There are many but designing & performing visuals for Nine Inch Nails, Massive Attack, Autechre, Aphex Twin or Plastikman would be a dream.
You’ve recently signed with the Derelicht agency, how did this come about?
A mate of mine sent Gavin some of my work and he got in touch. I went up to Suffolk to meet with him, not really knowing what to expect as the concept of a visual label was new to me. To have someone see something in your work and support you is amazing and I’m really excited for 2015.
How do you hope to develop your career in the near future?
I’d like to focus more on live performance, working closely with producers to develop visuals to support their music. I’d like to become more knowledgeable technically, and work with lighting artists and stage designers to gain a better understanding of how all the aspects fit together to make those unforgettable shows. I also want to build more focus around a live audio reactive visual set, where the visuals are synced to the music.
Could you talk us through your Adidas and Glade Festival projects?
I led the design on the Glade Festival Website in 2009 while working at a small agency in Cape Town. The agency was tasked with launching a digital campaign to ensure ticket sales and we developed a microsite that featured an interactive map controlled by a timeline spanning the 4 days of the festival. You could create a custom schedule and all the content could be updated by the client via a CMS. It was well-received and won some awards locally.
At the end of 2013 / beginning of 2014 I did a 2 month stint in Berlin, working at Acne Productions on a couple of their Adidas accounts. I was there on a contract basis while they were looking to hire a new Design Director. Adidas is a very forward thinking brand and Acne had developed a number of campaigns to support their various fashion shows and season launches. I was responsible for maintaining the design to their high standards and working with the various teams based around Europe.
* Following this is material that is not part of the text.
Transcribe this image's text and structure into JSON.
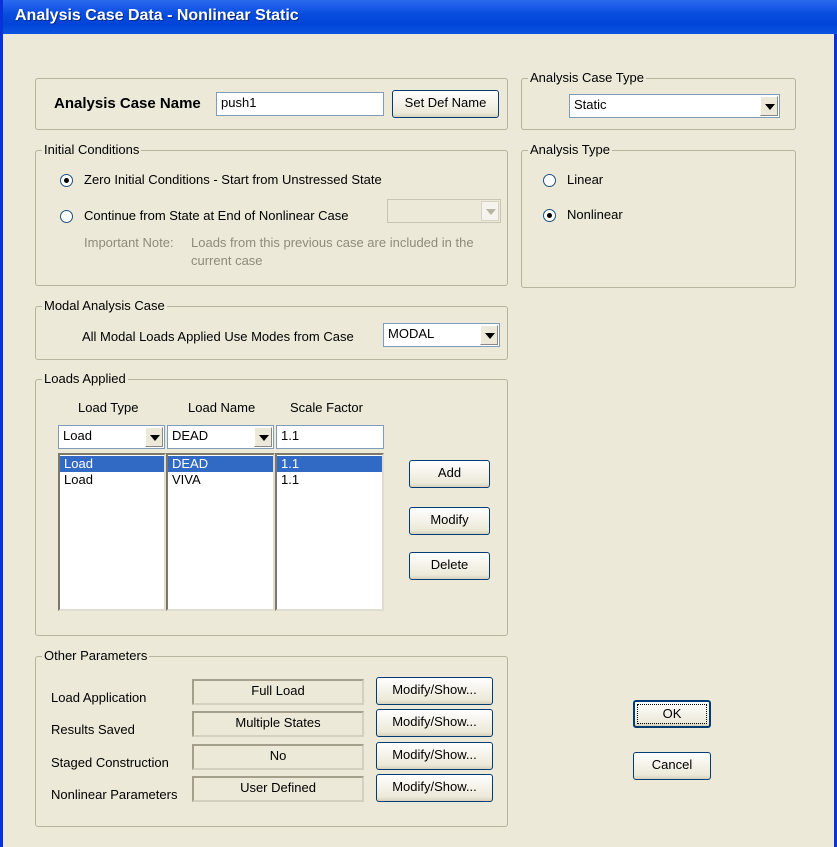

I enjoy working with fashion brands, as they are often keen to explore new ideas and ways of engaging their audience.
What are you working on at moment?
An AV show for Killawatt and a messaging app for iOS, Android and WAP that has had over 100 million users in Latin America.
What’s your favourite video on YouTube?
That’s a tricky question! If I had to choose one video it would have to be Nyan Cat.
I can’t really pick one, but videos of animals in circuses upset me.
For bookings contact email@example.comJoëlleDerelicht